§ **WHAT YOU ARE ASKED TO DO**:
The answer must be an exact copy of the records, with no pictures in it.

Segment Start: MATERIALS PROVIDED

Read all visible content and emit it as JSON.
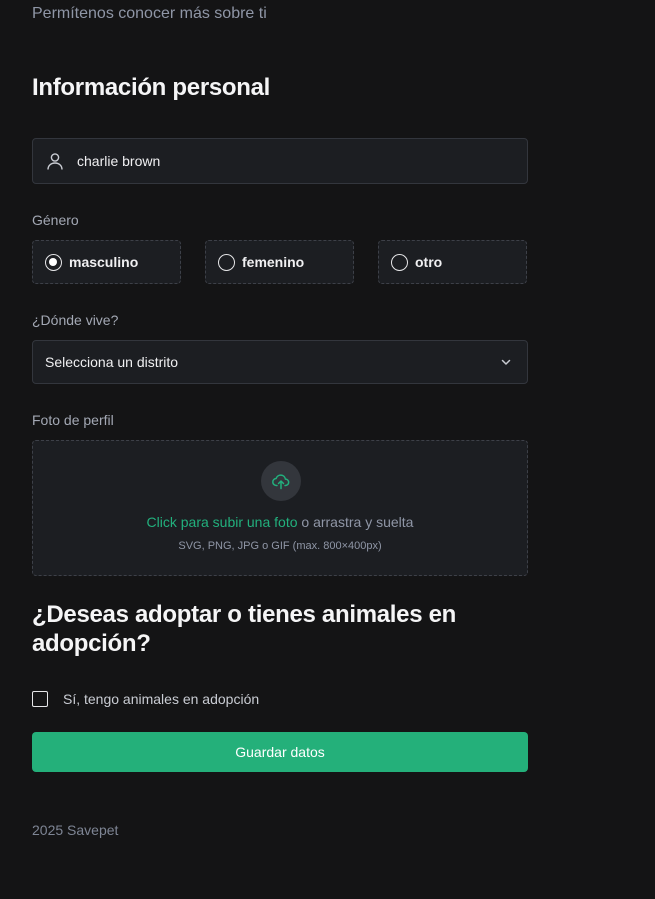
{
  "intro": "Permítenos conocer más sobre ti",
  "personal": {
    "title": "Información personal",
    "name_value": "charlie brown",
    "name_icon": "user-icon"
  },
  "gender": {
    "label": "Género",
    "options": [
      {
        "label": "masculino",
        "checked": true
      },
      {
        "label": "femenino",
        "checked": false
      },
      {
        "label": "otro",
        "checked": false
      }
    ]
  },
  "location": {
    "label": "¿Dónde vive?",
    "selected": "Selecciona un distrito",
    "icon": "chevron-down-icon"
  },
  "photo": {
    "label": "Foto de perfil",
    "upload_icon": "cloud-upload-icon",
    "link_text": "Click para subir una foto",
    "rest_text": "o arrastra y suelta",
    "hint": "SVG, PNG, JPG o GIF (max. 800×400px)"
  },
  "adoption": {
    "title": "¿Deseas adoptar o tienes animales en adopción?",
    "checkbox_label": "Sí, tengo animales en adopción",
    "checked": false
  },
  "save_label": "Guardar datos",
  "footer": "2025 Savepet",
  "colors": {
    "background": "#141415",
    "field": "#1c1e22",
    "accent": "#24b07a",
    "link": "#22b07d"
  }
}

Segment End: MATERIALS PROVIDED

§ **TASK OUTPUT**:
Read all visible content and emit it as JSON.
{
  "intro": "Permítenos conocer más sobre ti",
  "personal": {
    "title": "Información personal",
    "name_value": "charlie brown",
    "name_icon": "user-icon"
  },
  "gender": {
    "label": "Género",
    "options": [
      {
        "label": "masculino",
        "checked": true
      },
      {
        "label": "femenino",
        "checked": false
      },
      {
        "label": "otro",
        "checked": false
      }
    ]
  },
  "location": {
    "label": "¿Dónde vive?",
    "selected": "Selecciona un distrito",
    "icon": "chevron-down-icon"
  },
  "photo": {
    "label": "Foto de perfil",
    "upload_icon": "cloud-upload-icon",
    "link_text": "Click para subir una foto",
    "rest_text": "o arrastra y suelta",
    "hint": "SVG, PNG, JPG o GIF (max. 800×400px)"
  },
  "adoption": {
    "title": "¿Deseas adoptar o tienes animales en adopción?",
    "checkbox_label": "Sí, tengo animales en adopción",
    "checked": false
  },
  "save_label": "Guardar datos",
  "footer": "2025 Savepet",
  "colors": {
    "background": "#141415",
    "field": "#1c1e22",
    "accent": "#24b07a",
    "link": "#22b07d"
  }
}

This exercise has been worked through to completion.